The media sounded an alarm, the public heard the horror stories, and now homebuyers worry about the presence of molds in the homes they purchase.
If the high-profile status of molds is relatively recent, the subject of all the concern has been around forever. According to the United States Environmental Protection Agency (EPA), "Molds can be found almost anywhere; they grow on virtually any substance when moisture is present. Outdoors many molds live in the soil and play a key role in the breakdown of leaves, wood and other plant debris."
EPA says molds are here to stay. "There is no practical way to eliminate all mold and mold spores in the indoor environment; the way to control indoor mold growth is to control moisture."
But homebuyers want to know more than this.

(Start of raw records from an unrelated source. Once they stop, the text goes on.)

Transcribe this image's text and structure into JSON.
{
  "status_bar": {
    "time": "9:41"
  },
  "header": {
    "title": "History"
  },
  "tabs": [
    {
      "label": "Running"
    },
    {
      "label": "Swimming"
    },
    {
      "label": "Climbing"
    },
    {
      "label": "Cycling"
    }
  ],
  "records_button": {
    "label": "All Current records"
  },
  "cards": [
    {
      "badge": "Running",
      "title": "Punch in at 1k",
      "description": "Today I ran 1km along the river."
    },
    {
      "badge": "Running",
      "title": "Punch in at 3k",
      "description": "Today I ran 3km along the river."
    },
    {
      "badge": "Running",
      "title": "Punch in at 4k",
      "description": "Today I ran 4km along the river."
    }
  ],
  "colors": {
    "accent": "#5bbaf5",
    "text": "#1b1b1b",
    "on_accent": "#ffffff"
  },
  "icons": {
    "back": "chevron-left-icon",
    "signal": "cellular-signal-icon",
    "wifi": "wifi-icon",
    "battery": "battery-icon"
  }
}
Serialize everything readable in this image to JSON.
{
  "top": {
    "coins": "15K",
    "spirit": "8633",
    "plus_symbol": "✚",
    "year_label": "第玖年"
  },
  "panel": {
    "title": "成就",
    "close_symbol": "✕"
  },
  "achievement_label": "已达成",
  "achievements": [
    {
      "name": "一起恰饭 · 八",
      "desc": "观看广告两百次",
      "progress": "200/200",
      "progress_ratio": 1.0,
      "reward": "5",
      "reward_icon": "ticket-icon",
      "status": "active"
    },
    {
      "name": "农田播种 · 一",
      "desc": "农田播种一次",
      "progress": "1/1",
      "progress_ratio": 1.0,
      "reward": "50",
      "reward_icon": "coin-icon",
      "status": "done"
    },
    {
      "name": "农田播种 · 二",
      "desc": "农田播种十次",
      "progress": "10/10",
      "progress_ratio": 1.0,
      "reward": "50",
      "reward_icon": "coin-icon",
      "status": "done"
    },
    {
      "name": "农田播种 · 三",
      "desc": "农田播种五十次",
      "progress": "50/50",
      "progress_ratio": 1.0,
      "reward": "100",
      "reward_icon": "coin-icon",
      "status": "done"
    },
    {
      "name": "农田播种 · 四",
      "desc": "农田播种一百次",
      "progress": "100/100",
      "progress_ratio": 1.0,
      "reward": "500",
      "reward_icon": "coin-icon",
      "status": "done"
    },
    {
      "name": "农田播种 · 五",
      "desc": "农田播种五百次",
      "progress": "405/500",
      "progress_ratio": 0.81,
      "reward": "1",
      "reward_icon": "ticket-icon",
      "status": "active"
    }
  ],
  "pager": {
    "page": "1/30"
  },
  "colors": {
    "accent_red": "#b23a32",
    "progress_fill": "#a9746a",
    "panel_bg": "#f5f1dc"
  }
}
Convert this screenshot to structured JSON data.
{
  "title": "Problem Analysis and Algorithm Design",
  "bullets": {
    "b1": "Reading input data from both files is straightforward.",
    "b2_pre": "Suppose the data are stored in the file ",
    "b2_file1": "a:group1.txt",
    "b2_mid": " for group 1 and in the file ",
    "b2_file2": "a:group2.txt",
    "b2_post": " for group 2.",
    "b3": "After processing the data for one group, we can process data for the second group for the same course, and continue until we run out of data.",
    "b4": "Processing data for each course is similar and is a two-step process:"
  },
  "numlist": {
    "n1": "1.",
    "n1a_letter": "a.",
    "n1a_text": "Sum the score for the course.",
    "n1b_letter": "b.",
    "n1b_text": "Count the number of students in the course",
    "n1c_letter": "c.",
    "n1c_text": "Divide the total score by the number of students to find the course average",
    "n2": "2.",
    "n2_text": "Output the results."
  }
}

Unfortunately, just as when the public first became aware of asbestos, radon and problems with E.I.F.S., the body of knowledge about molds in indoor environments is far from complete.
What is known, according to the EPA, is that "molds can trigger asthma episodes in individuals with an allergic reaction to mold." Because of this health factor, it recommends the Center for Disease Control (CDC) as a source of information.
ASHI's Technical Committee also recommends the CDC as a resource
for answering customers' questions about molds in indoor environments.
For more information go the Center
for Disease Control and the Environmental